At issue was Terminal 5’s technical designation as a “cargo terminal,” and the DPD’s ruling that Shell’s drilling equipment does not serve a “cargo function.” The port has four cargo terminals. All are located near Harbor Island, flanked by the Star Wars-style red cranes, where a large gathering of kayaking protesters is expected this weekend.
Relying on a technicality to put the brakes on the Shell project, Murray and DPD triggered a defensive reaction from shipping industry advocates and members of the port’s Board of Commissioners.
Foss’ Stevens called the decision “a dangerous precedent.” President of the Pacific Seafood Processing Association Glenn Reed said companies that lease from the Port of Seattle are nervous the entity could show itself vulnerable to political sea changes.
“A lot of people don’t like large scale fisheries,” he said.
Does this set a precedent?

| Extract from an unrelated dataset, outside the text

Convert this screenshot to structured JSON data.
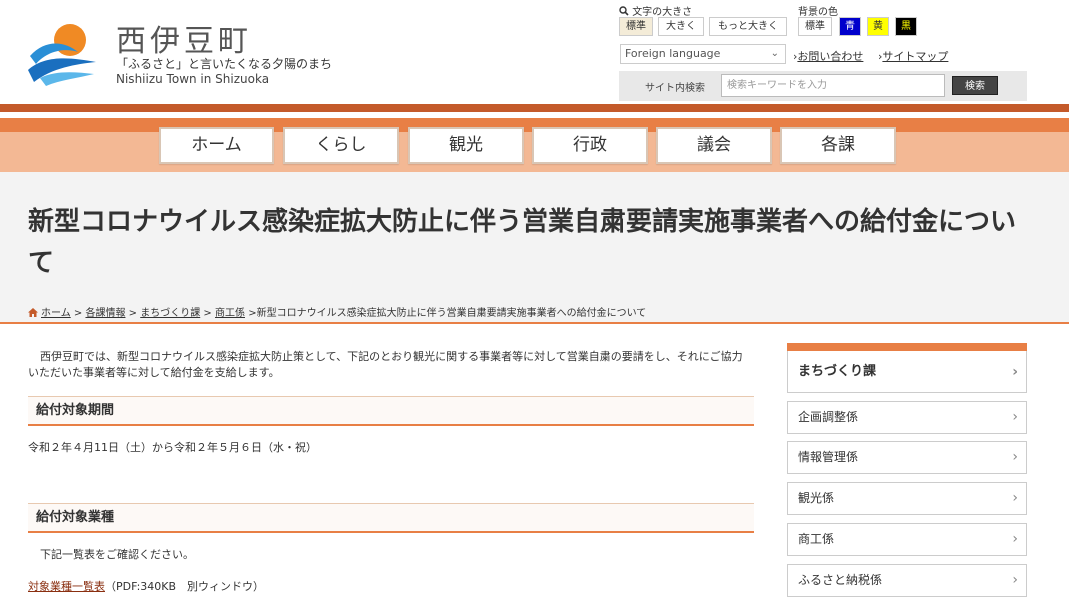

Not according to the mayor’s office. "This is a particularly specific and unique use,” said Shelton. “It’s very unusual thing. I can appreciate the anxiety because it’s such a high-profile thing. But the conclusion was left to the facts."
Representatives from the port disagree. In advance of DPD's final ruling, the Port of Seattle sent a letter detailing ten examples dating back to the 1950s of ice-breakers, fishing vessels and navigation ships that moored for long periods of time at Terminal 5. In fact, there is currently an SSA Maritime navigation ship that has been moored in Terminal 18 — a cargo facility — for five years.

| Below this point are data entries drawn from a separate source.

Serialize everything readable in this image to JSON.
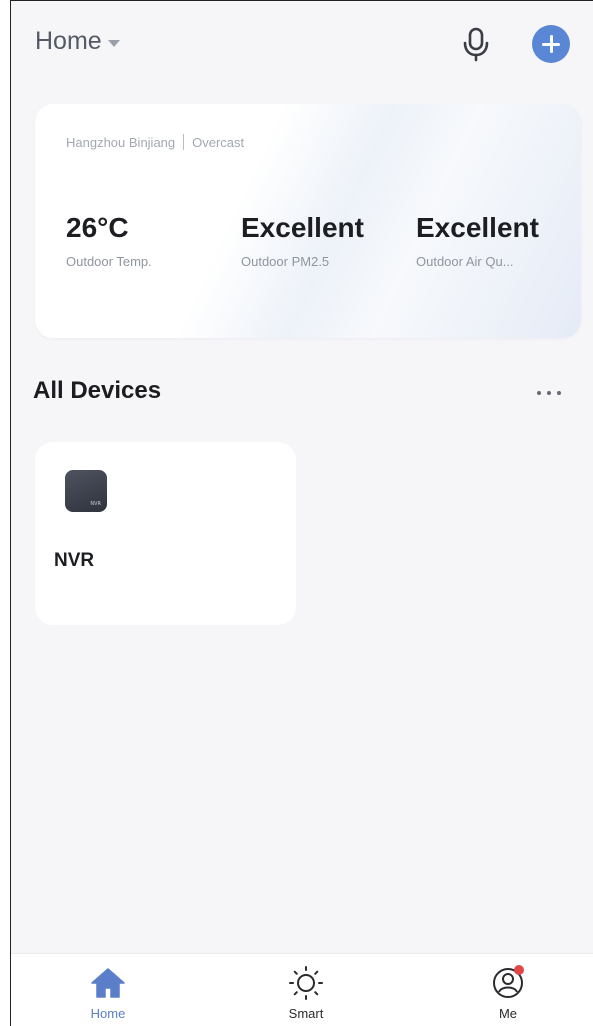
{
  "header": {
    "home_label": "Home"
  },
  "weather": {
    "location": "Hangzhou Binjiang",
    "condition": "Overcast",
    "stats": [
      {
        "value": "26°C",
        "caption": "Outdoor Temp."
      },
      {
        "value": "Excellent",
        "caption": "Outdoor PM2.5"
      },
      {
        "value": "Excellent",
        "caption": "Outdoor Air Qu..."
      }
    ]
  },
  "devices": {
    "title": "All Devices",
    "items": [
      {
        "name": "NVR",
        "icon_label": "NVR"
      }
    ]
  },
  "nav": {
    "items": [
      {
        "label": "Home",
        "icon": "home-icon",
        "active": true
      },
      {
        "label": "Smart",
        "icon": "sun-icon",
        "active": false
      },
      {
        "label": "Me",
        "icon": "profile-icon",
        "active": false,
        "badge": true
      }
    ]
  },
  "colors": {
    "accent": "#5a86d6",
    "active_nav": "#5a7fc8",
    "badge": "#e04848"
  }
}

DPD was not as sure that the Foss lease is unique. “We do recognize the port has ice-breakers and research vessels,” said DPD’s Andy Mckim. Nevertheless, Mckim held that this decision was specific to Terminal 5 and would not be used to set a broad precedent for all cargo. "How can we guarantee that?" asked Bowman. DPD Director Diane Sugimura replied, "For now, we have no plans to examine other terminals."

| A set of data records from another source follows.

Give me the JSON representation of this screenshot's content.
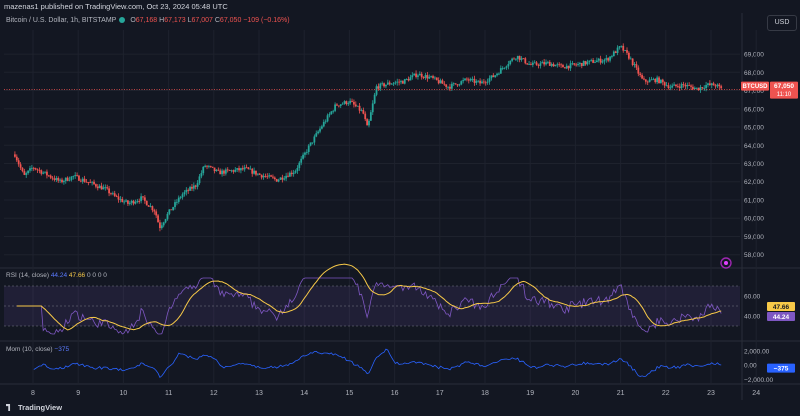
{
  "header": {
    "publisher_line": "mazenas1 published on TradingView.com, Oct 23, 2024 05:48 UTC",
    "symbol_title": "Bitcoin / U.S. Dollar, 1h, BITSTAMP",
    "ohlc": {
      "o_label": "O",
      "o": "67,168",
      "h_label": "H",
      "h": "67,173",
      "l_label": "L",
      "l": "67,007",
      "c_label": "C",
      "c": "67,050",
      "change": "−109 (−0.16%)"
    },
    "currency_button": "USD"
  },
  "price_badge": {
    "ticker": "BTCUSD",
    "price": "67,050",
    "countdown": "11:10"
  },
  "rsi": {
    "label": "RSI (14, close)",
    "v1": "44.24",
    "v2": "47.66",
    "zeros": "0 0 0 0",
    "axis": [
      "60.00",
      "40.00"
    ],
    "badge_main": "47.66",
    "badge_sub": "44.24"
  },
  "mom": {
    "label": "Mom (10, close)",
    "value": "−375",
    "axis": [
      "2,000.00",
      "0.00",
      "−2,000.00"
    ],
    "badge": "−375"
  },
  "footer": {
    "brand": "TradingView"
  },
  "colors": {
    "bg": "#131722",
    "up": "#26a69a",
    "down": "#ef5350",
    "rsi": "#7e57c2",
    "rsi_ma": "#f7c948",
    "mom": "#2962ff",
    "grid": "#1e222d"
  },
  "chart_data": [
    {
      "type": "candlestick",
      "title": "Bitcoin / U.S. Dollar, 1h, BITSTAMP",
      "x_ticks": [
        "8",
        "9",
        "10",
        "11",
        "12",
        "13",
        "14",
        "15",
        "16",
        "17",
        "18",
        "19",
        "20",
        "21",
        "22",
        "23",
        "24"
      ],
      "y_ticks": [
        "69,000",
        "68,000",
        "67,000",
        "66,000",
        "65,000",
        "64,000",
        "63,000",
        "62,000",
        "61,000",
        "60,000",
        "59,000",
        "58,000"
      ],
      "ylim": [
        57600,
        70100
      ],
      "close_path_by_day": [
        [
          7.6,
          63500
        ],
        [
          7.8,
          62300
        ],
        [
          8.0,
          62800
        ],
        [
          8.3,
          62400
        ],
        [
          8.6,
          62000
        ],
        [
          8.9,
          62300
        ],
        [
          9.2,
          62000
        ],
        [
          9.6,
          61600
        ],
        [
          9.8,
          61200
        ],
        [
          10.1,
          60800
        ],
        [
          10.4,
          61100
        ],
        [
          10.7,
          60400
        ],
        [
          10.8,
          59500
        ],
        [
          11.0,
          60300
        ],
        [
          11.3,
          61300
        ],
        [
          11.6,
          61800
        ],
        [
          11.8,
          62900
        ],
        [
          12.1,
          62500
        ],
        [
          12.4,
          62600
        ],
        [
          12.7,
          62700
        ],
        [
          13.0,
          62400
        ],
        [
          13.4,
          62100
        ],
        [
          13.8,
          62600
        ],
        [
          14.1,
          63900
        ],
        [
          14.4,
          65100
        ],
        [
          14.7,
          66200
        ],
        [
          15.0,
          66400
        ],
        [
          15.3,
          65800
        ],
        [
          15.4,
          64900
        ],
        [
          15.6,
          67200
        ],
        [
          15.9,
          67400
        ],
        [
          16.2,
          67500
        ],
        [
          16.5,
          67900
        ],
        [
          16.8,
          67700
        ],
        [
          17.2,
          67200
        ],
        [
          17.6,
          67600
        ],
        [
          17.9,
          67400
        ],
        [
          18.2,
          67800
        ],
        [
          18.5,
          68500
        ],
        [
          18.7,
          68900
        ],
        [
          19.0,
          68400
        ],
        [
          19.4,
          68500
        ],
        [
          19.7,
          68300
        ],
        [
          20.0,
          68400
        ],
        [
          20.4,
          68600
        ],
        [
          20.7,
          68700
        ],
        [
          21.0,
          69400
        ],
        [
          21.2,
          68800
        ],
        [
          21.5,
          67500
        ],
        [
          21.8,
          67600
        ],
        [
          22.1,
          67200
        ],
        [
          22.4,
          67300
        ],
        [
          22.7,
          67100
        ],
        [
          22.9,
          67300
        ],
        [
          23.1,
          67300
        ],
        [
          23.25,
          67050
        ]
      ]
    },
    {
      "type": "line",
      "title": "RSI (14, close)",
      "series": [
        {
          "name": "RSI",
          "last": 44.24
        },
        {
          "name": "MA",
          "last": 47.66
        }
      ],
      "bands": [
        30,
        50,
        70
      ],
      "y_ticks": [
        "60.00",
        "40.00"
      ]
    },
    {
      "type": "line",
      "title": "Mom (10, close)",
      "series": [
        {
          "name": "Mom",
          "last": -375
        }
      ],
      "y_ticks": [
        "2,000.00",
        "0.00",
        "−2,000.00"
      ]
    }
  ]
}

Amid claims of political hardballing, Mckim pled neutrality. “If we were investigating a Greenpeace vessel, we would have come to the same conclusion,” he said.
Shelton confirmed that the mayor's office asked DPD to investigate but denied the ruling is political. "The DPD had to come to the conclusion based on merits," said Shelton.
McKim noted, however, that while DPD fields many land-use complaints, he cannot ever recall investigating the port. “It is unusual for us to come to a conclusion in 30 days. It typically takes up to a year.”
Further, when DPD Director Diane Sugimura was asked to define cargo, the term on which DPD's ruling is predicated, she said, “The city needs to examine its definition," a response which was poorly received by the commissioners, especially Bill Bryant.
The commission’s anti-Shell contingent was not well represented at Tuesday’s meeting. Commissioner Courtney Gregoire, who has voiced opposition to the lease, could not participate due to health reason. Fellow opponent Commissioner Tom Albro voted in support of appealing the DPD’s decision.
“We need a process to review and examine how the city came to that decision,” he said. The appeal, he argued, was not an attempt to oppose the city, but simply to understand the DPD decision more fully.
Until this issue, the mayor and Seattle industry have maintained a fairly good relationship. Dave Gering, Executive Director of the Manufacturing Industrial Council, claimed to have better communication with him than former mayor Mike McGinn.
At this point, the port’s business partners and commissioners all express eagerness to get past the issue somehow. While manufacturing interests uniformly reject the DPD's findings, Gering said this won't be a permanent wedge with the city government. "We'll move beyond this," he said.
That appears to be what everyone wants. "The port needs the support of the city," said Albro.
"If there's one thing we don't want," said Commissioner John Creighton, "it's a prolonged spat between the port and the city."